##### PROVIDED INFORMATION
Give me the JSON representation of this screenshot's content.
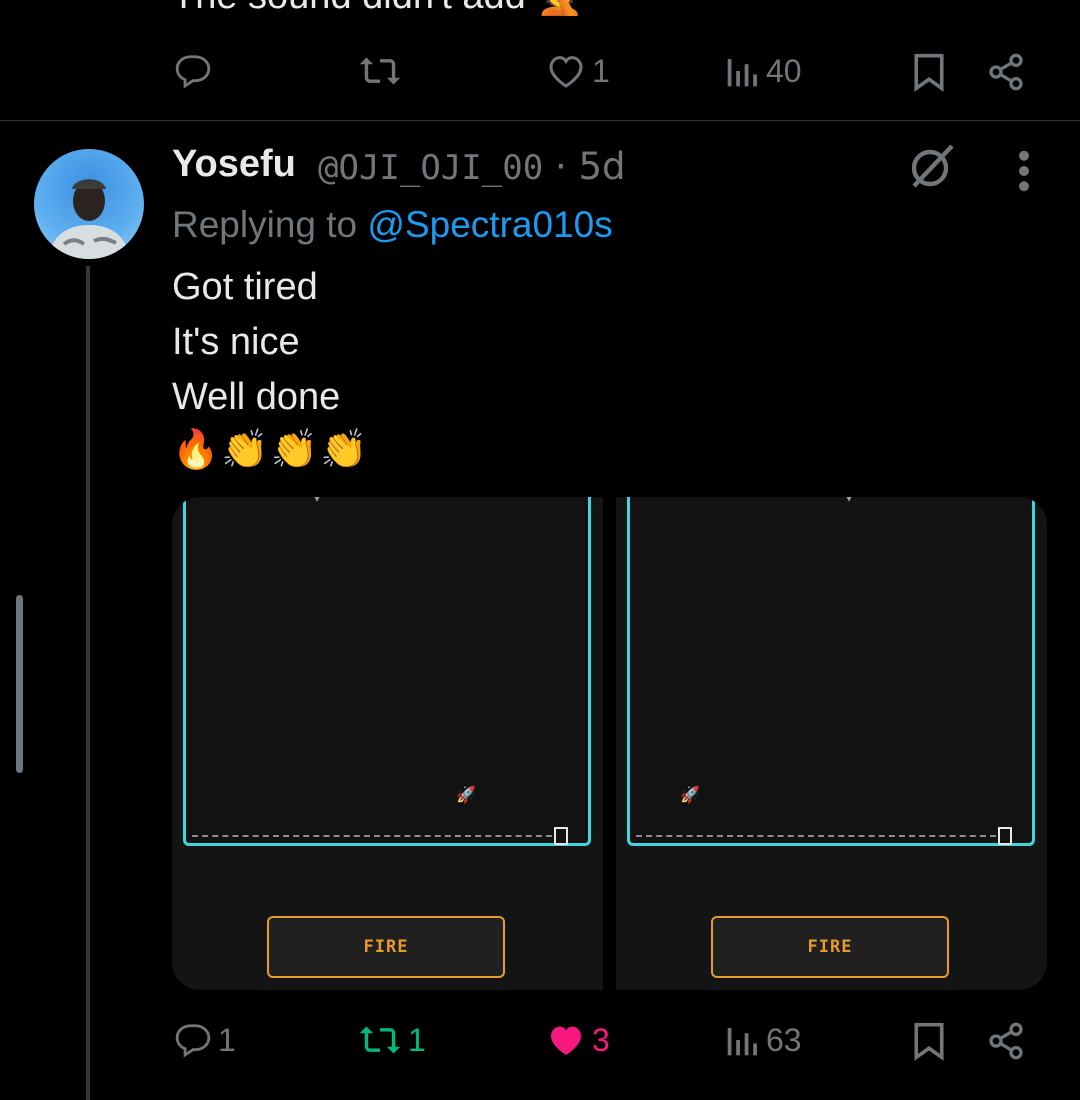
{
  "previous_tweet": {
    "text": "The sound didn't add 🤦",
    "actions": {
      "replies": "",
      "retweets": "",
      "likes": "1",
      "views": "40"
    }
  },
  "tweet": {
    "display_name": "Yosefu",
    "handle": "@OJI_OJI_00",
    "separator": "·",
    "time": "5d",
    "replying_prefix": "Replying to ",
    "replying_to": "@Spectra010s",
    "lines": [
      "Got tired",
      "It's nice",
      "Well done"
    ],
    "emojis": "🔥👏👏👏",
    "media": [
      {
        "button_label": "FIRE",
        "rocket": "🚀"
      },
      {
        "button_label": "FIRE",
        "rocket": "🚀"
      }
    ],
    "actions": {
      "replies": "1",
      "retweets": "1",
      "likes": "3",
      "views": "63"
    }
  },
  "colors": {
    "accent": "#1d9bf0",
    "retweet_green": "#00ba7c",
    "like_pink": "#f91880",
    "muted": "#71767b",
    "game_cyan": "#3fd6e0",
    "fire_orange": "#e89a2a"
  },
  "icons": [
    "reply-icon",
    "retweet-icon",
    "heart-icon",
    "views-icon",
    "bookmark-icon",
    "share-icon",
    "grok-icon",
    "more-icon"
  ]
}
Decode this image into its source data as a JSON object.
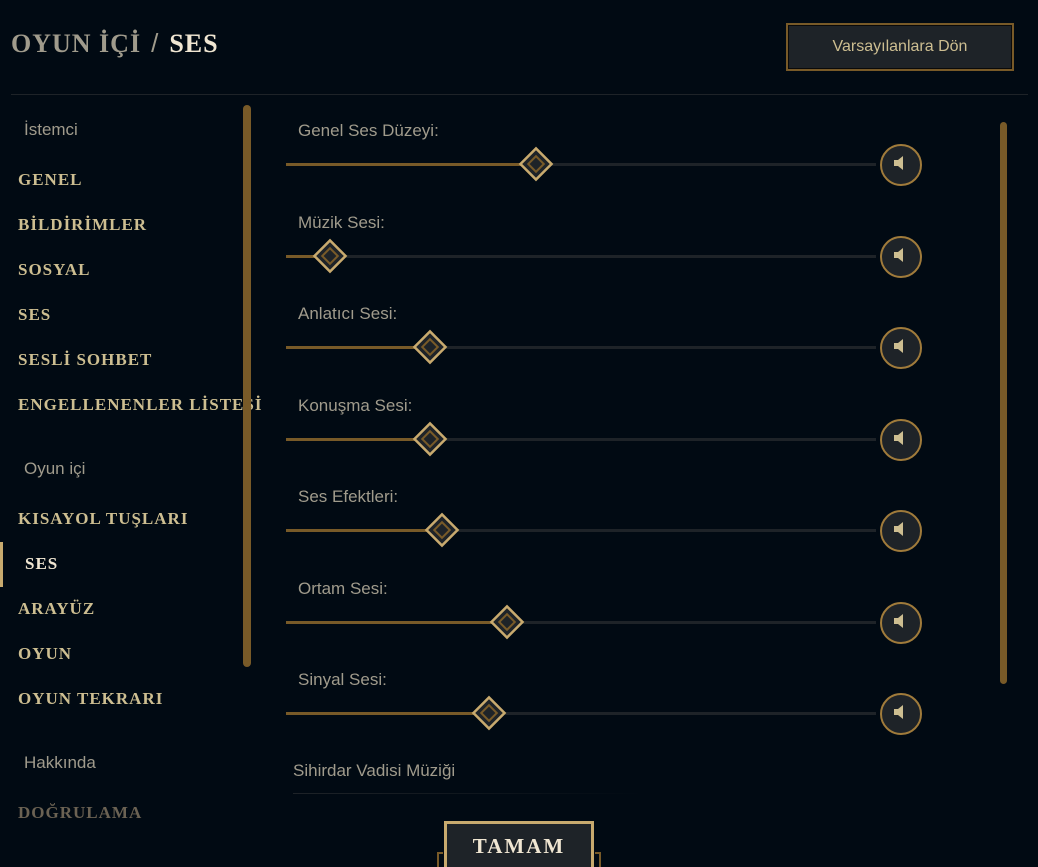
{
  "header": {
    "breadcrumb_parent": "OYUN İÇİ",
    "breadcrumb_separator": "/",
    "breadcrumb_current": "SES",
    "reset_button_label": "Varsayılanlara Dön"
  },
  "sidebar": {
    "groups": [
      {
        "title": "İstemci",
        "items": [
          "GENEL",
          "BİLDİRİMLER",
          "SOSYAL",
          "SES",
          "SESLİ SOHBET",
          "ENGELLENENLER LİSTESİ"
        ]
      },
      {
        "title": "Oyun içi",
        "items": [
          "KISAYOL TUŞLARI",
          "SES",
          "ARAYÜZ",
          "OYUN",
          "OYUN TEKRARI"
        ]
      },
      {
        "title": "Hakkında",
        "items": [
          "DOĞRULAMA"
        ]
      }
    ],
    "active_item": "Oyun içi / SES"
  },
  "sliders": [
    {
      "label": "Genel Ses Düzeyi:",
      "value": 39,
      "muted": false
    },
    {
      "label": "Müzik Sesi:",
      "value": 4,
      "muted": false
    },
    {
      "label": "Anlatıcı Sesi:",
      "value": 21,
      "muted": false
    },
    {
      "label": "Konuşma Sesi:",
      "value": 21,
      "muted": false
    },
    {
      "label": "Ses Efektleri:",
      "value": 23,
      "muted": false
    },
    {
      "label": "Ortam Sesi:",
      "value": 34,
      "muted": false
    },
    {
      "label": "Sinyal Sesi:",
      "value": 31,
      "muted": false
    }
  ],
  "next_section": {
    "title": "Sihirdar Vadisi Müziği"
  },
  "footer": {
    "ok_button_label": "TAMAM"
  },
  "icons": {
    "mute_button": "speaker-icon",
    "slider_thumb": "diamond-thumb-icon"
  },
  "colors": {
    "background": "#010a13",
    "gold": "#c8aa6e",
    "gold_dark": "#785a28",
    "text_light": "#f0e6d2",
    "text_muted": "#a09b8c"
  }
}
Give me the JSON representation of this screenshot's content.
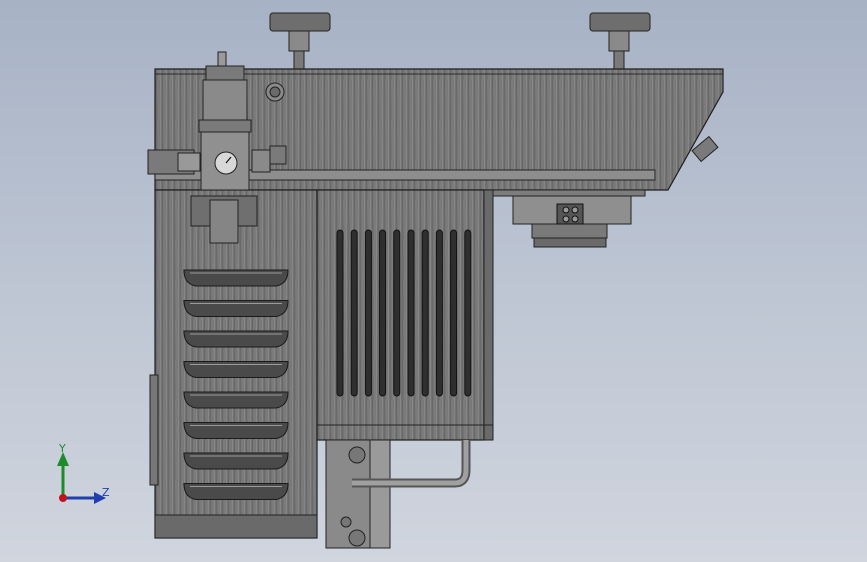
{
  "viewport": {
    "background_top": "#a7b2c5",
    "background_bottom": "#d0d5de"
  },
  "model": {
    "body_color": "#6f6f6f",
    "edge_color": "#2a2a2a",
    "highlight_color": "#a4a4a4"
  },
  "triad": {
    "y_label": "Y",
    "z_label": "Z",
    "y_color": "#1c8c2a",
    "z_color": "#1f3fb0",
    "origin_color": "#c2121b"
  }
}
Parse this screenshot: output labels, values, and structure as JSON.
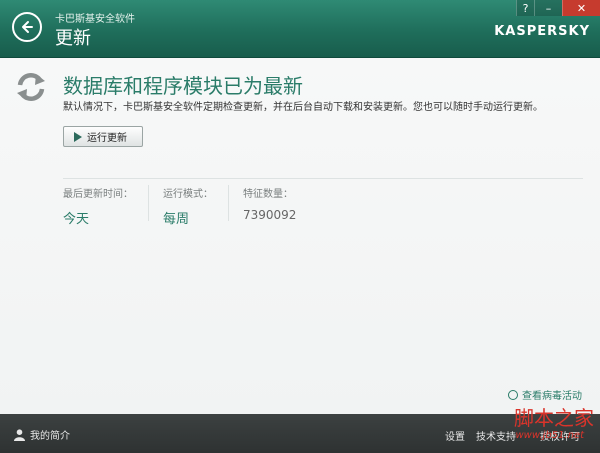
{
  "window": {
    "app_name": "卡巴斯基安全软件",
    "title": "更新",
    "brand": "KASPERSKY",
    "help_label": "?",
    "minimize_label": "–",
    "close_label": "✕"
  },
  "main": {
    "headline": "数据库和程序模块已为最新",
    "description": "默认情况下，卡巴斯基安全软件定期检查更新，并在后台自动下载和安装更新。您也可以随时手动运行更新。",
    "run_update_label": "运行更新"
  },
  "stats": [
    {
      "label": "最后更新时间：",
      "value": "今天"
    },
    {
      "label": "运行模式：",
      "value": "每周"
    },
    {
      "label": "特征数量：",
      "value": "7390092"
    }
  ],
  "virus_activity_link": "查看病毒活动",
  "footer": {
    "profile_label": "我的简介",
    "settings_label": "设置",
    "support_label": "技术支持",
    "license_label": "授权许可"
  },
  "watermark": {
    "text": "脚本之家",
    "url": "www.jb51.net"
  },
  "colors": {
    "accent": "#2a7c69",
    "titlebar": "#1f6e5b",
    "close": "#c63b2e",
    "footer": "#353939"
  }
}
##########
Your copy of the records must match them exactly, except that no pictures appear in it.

• _TASK RESULT_
Give me the JSON representation of this screenshot's content.
{
  "previous_tweet": {
    "text": "The sound didn't add 🤦",
    "actions": {
      "replies": "",
      "retweets": "",
      "likes": "1",
      "views": "40"
    }
  },
  "tweet": {
    "display_name": "Yosefu",
    "handle": "@OJI_OJI_00",
    "separator": "·",
    "time": "5d",
    "replying_prefix": "Replying to ",
    "replying_to": "@Spectra010s",
    "lines": [
      "Got tired",
      "It's nice",
      "Well done"
    ],
    "emojis": "🔥👏👏👏",
    "media": [
      {
        "button_label": "FIRE",
        "rocket": "🚀"
      },
      {
        "button_label": "FIRE",
        "rocket": "🚀"
      }
    ],
    "actions": {
      "replies": "1",
      "retweets": "1",
      "likes": "3",
      "views": "63"
    }
  },
  "colors": {
    "accent": "#1d9bf0",
    "retweet_green": "#00ba7c",
    "like_pink": "#f91880",
    "muted": "#71767b",
    "game_cyan": "#3fd6e0",
    "fire_orange": "#e89a2a"
  },
  "icons": [
    "reply-icon",
    "retweet-icon",
    "heart-icon",
    "views-icon",
    "bookmark-icon",
    "share-icon",
    "grok-icon",
    "more-icon"
  ]
}
Decode this image into its source data as a JSON object.
{
  "header": {
    "breadcrumb_parent": "OYUN İÇİ",
    "breadcrumb_separator": "/",
    "breadcrumb_current": "SES",
    "reset_button_label": "Varsayılanlara Dön"
  },
  "sidebar": {
    "groups": [
      {
        "title": "İstemci",
        "items": [
          "GENEL",
          "BİLDİRİMLER",
          "SOSYAL",
          "SES",
          "SESLİ SOHBET",
          "ENGELLENENLER LİSTESİ"
        ]
      },
      {
        "title": "Oyun içi",
        "items": [
          "KISAYOL TUŞLARI",
          "SES",
          "ARAYÜZ",
          "OYUN",
          "OYUN TEKRARI"
        ]
      },
      {
        "title": "Hakkında",
        "items": [
          "DOĞRULAMA"
        ]
      }
    ],
    "active_item": "Oyun içi / SES"
  },
  "sliders": [
    {
      "label": "Genel Ses Düzeyi:",
      "value": 39,
      "muted": false
    },
    {
      "label": "Müzik Sesi:",
      "value": 4,
      "muted": false
    },
    {
      "label": "Anlatıcı Sesi:",
      "value": 21,
      "muted": false
    },
    {
      "label": "Konuşma Sesi:",
      "value": 21,
      "muted": false
    },
    {
      "label": "Ses Efektleri:",
      "value": 23,
      "muted": false
    },
    {
      "label": "Ortam Sesi:",
      "value": 34,
      "muted": false
    },
    {
      "label": "Sinyal Sesi:",
      "value": 31,
      "muted": false
    }
  ],
  "next_section": {
    "title": "Sihirdar Vadisi Müziği"
  },
  "footer": {
    "ok_button_label": "TAMAM"
  },
  "icons": {
    "mute_button": "speaker-icon",
    "slider_thumb": "diamond-thumb-icon"
  },
  "colors": {
    "background": "#010a13",
    "gold": "#c8aa6e",
    "gold_dark": "#785a28",
    "text_light": "#f0e6d2",
    "text_muted": "#a09b8c"
  }
}
Give me the JSON representation of this screenshot's content.
{
  "viewport": {
    "background_top": "#a7b2c5",
    "background_bottom": "#d0d5de"
  },
  "model": {
    "body_color": "#6f6f6f",
    "edge_color": "#2a2a2a",
    "highlight_color": "#a4a4a4"
  },
  "triad": {
    "y_label": "Y",
    "z_label": "Z",
    "y_color": "#1c8c2a",
    "z_color": "#1f3fb0",
    "origin_color": "#c2121b"
  }
}
Parse this screenshot: output labels, values, and structure as JSON.
{
  "window": {
    "app_name": "卡巴斯基安全软件",
    "title": "更新",
    "brand": "KASPERSKY",
    "help_label": "?",
    "minimize_label": "–",
    "close_label": "✕"
  },
  "main": {
    "headline": "数据库和程序模块已为最新",
    "description": "默认情况下，卡巴斯基安全软件定期检查更新，并在后台自动下载和安装更新。您也可以随时手动运行更新。",
    "run_update_label": "运行更新"
  },
  "stats": [
    {
      "label": "最后更新时间：",
      "value": "今天"
    },
    {
      "label": "运行模式：",
      "value": "每周"
    },
    {
      "label": "特征数量：",
      "value": "7390092"
    }
  ],
  "virus_activity_link": "查看病毒活动",
  "footer": {
    "profile_label": "我的简介",
    "settings_label": "设置",
    "support_label": "技术支持",
    "license_label": "授权许可"
  },
  "watermark": {
    "text": "脚本之家",
    "url": "www.jb51.net"
  },
  "colors": {
    "accent": "#2a7c69",
    "titlebar": "#1f6e5b",
    "close": "#c63b2e",
    "footer": "#353939"
  }
}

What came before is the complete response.